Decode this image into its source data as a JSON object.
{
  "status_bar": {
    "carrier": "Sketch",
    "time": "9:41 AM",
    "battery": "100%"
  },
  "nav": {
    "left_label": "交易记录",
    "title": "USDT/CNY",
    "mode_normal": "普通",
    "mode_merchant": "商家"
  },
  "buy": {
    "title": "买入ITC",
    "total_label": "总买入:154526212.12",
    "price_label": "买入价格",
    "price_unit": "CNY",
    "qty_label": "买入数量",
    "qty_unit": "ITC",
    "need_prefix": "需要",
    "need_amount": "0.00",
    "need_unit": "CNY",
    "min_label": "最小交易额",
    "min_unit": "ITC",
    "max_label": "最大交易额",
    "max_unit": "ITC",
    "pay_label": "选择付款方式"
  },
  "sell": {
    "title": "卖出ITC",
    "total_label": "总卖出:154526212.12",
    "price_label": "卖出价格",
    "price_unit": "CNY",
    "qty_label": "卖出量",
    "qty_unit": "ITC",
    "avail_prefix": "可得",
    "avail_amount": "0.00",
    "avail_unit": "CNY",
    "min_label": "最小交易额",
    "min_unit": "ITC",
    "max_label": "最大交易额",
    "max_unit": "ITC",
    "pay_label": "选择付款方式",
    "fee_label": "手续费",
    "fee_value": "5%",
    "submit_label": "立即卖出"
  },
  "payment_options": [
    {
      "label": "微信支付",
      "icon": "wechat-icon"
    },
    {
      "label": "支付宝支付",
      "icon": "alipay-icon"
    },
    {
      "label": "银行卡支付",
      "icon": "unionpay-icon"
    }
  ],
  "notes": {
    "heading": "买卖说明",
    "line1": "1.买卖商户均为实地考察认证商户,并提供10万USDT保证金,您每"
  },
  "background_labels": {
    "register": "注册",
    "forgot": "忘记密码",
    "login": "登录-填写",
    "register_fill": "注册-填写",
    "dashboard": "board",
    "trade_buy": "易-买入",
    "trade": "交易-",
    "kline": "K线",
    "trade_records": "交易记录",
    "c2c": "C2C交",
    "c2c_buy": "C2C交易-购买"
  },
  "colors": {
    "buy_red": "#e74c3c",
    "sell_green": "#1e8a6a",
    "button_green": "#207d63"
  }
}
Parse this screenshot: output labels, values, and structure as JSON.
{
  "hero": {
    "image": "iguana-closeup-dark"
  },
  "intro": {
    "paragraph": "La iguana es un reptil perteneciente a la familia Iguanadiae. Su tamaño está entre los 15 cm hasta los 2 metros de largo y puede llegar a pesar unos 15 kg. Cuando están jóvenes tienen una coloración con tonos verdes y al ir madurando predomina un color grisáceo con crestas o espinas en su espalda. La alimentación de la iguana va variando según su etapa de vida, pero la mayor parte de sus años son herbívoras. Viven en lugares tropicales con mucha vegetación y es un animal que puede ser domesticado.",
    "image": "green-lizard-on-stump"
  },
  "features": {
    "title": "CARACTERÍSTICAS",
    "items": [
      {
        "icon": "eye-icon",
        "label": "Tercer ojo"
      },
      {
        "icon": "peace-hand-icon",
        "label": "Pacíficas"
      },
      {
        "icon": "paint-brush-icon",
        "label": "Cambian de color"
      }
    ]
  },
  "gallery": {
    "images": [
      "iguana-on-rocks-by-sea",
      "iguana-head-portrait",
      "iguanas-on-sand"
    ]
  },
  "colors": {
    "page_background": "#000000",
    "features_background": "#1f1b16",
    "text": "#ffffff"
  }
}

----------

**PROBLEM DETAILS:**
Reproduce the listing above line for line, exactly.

**SOLUTION TO THIS PROBLEM:**
Decode this image into its source data as a JSON object.
{
  "status_bar": {
    "carrier": "Sketch",
    "time": "9:41 AM",
    "battery": "100%"
  },
  "nav": {
    "left_label": "交易记录",
    "title": "USDT/CNY",
    "mode_normal": "普通",
    "mode_merchant": "商家"
  },
  "buy": {
    "title": "买入ITC",
    "total_label": "总买入:154526212.12",
    "price_label": "买入价格",
    "price_unit": "CNY",
    "qty_label": "买入数量",
    "qty_unit": "ITC",
    "need_prefix": "需要",
    "need_amount": "0.00",
    "need_unit": "CNY",
    "min_label": "最小交易额",
    "min_unit": "ITC",
    "max_label": "最大交易额",
    "max_unit": "ITC",
    "pay_label": "选择付款方式"
  },
  "sell": {
    "title": "卖出ITC",
    "total_label": "总卖出:154526212.12",
    "price_label": "卖出价格",
    "price_unit": "CNY",
    "qty_label": "卖出量",
    "qty_unit": "ITC",
    "avail_prefix": "可得",
    "avail_amount": "0.00",
    "avail_unit": "CNY",
    "min_label": "最小交易额",
    "min_unit": "ITC",
    "max_label": "最大交易额",
    "max_unit": "ITC",
    "pay_label": "选择付款方式",
    "fee_label": "手续费",
    "fee_value": "5%",
    "submit_label": "立即卖出"
  },
  "payment_options": [
    {
      "label": "微信支付",
      "icon": "wechat-icon"
    },
    {
      "label": "支付宝支付",
      "icon": "alipay-icon"
    },
    {
      "label": "银行卡支付",
      "icon": "unionpay-icon"
    }
  ],
  "notes": {
    "heading": "买卖说明",
    "line1": "1.买卖商户均为实地考察认证商户,并提供10万USDT保证金,您每"
  },
  "background_labels": {
    "register": "注册",
    "forgot": "忘记密码",
    "login": "登录-填写",
    "register_fill": "注册-填写",
    "dashboard": "board",
    "trade_buy": "易-买入",
    "trade": "交易-",
    "kline": "K线",
    "trade_records": "交易记录",
    "c2c": "C2C交",
    "c2c_buy": "C2C交易-购买"
  },
  "colors": {
    "buy_red": "#e74c3c",
    "sell_green": "#1e8a6a",
    "button_green": "#207d63"
  }
}
Parse this screenshot: output labels, values, and structure as JSON.
{
  "hero": {
    "image": "iguana-closeup-dark"
  },
  "intro": {
    "paragraph": "La iguana es un reptil perteneciente a la familia Iguanadiae. Su tamaño está entre los 15 cm hasta los 2 metros de largo y puede llegar a pesar unos 15 kg. Cuando están jóvenes tienen una coloración con tonos verdes y al ir madurando predomina un color grisáceo con crestas o espinas en su espalda. La alimentación de la iguana va variando según su etapa de vida, pero la mayor parte de sus años son herbívoras. Viven en lugares tropicales con mucha vegetación y es un animal que puede ser domesticado.",
    "image": "green-lizard-on-stump"
  },
  "features": {
    "title": "CARACTERÍSTICAS",
    "items": [
      {
        "icon": "eye-icon",
        "label": "Tercer ojo"
      },
      {
        "icon": "peace-hand-icon",
        "label": "Pacíficas"
      },
      {
        "icon": "paint-brush-icon",
        "label": "Cambian de color"
      }
    ]
  },
  "gallery": {
    "images": [
      "iguana-on-rocks-by-sea",
      "iguana-head-portrait",
      "iguanas-on-sand"
    ]
  },
  "colors": {
    "page_background": "#000000",
    "features_background": "#1f1b16",
    "text": "#ffffff"
  }
}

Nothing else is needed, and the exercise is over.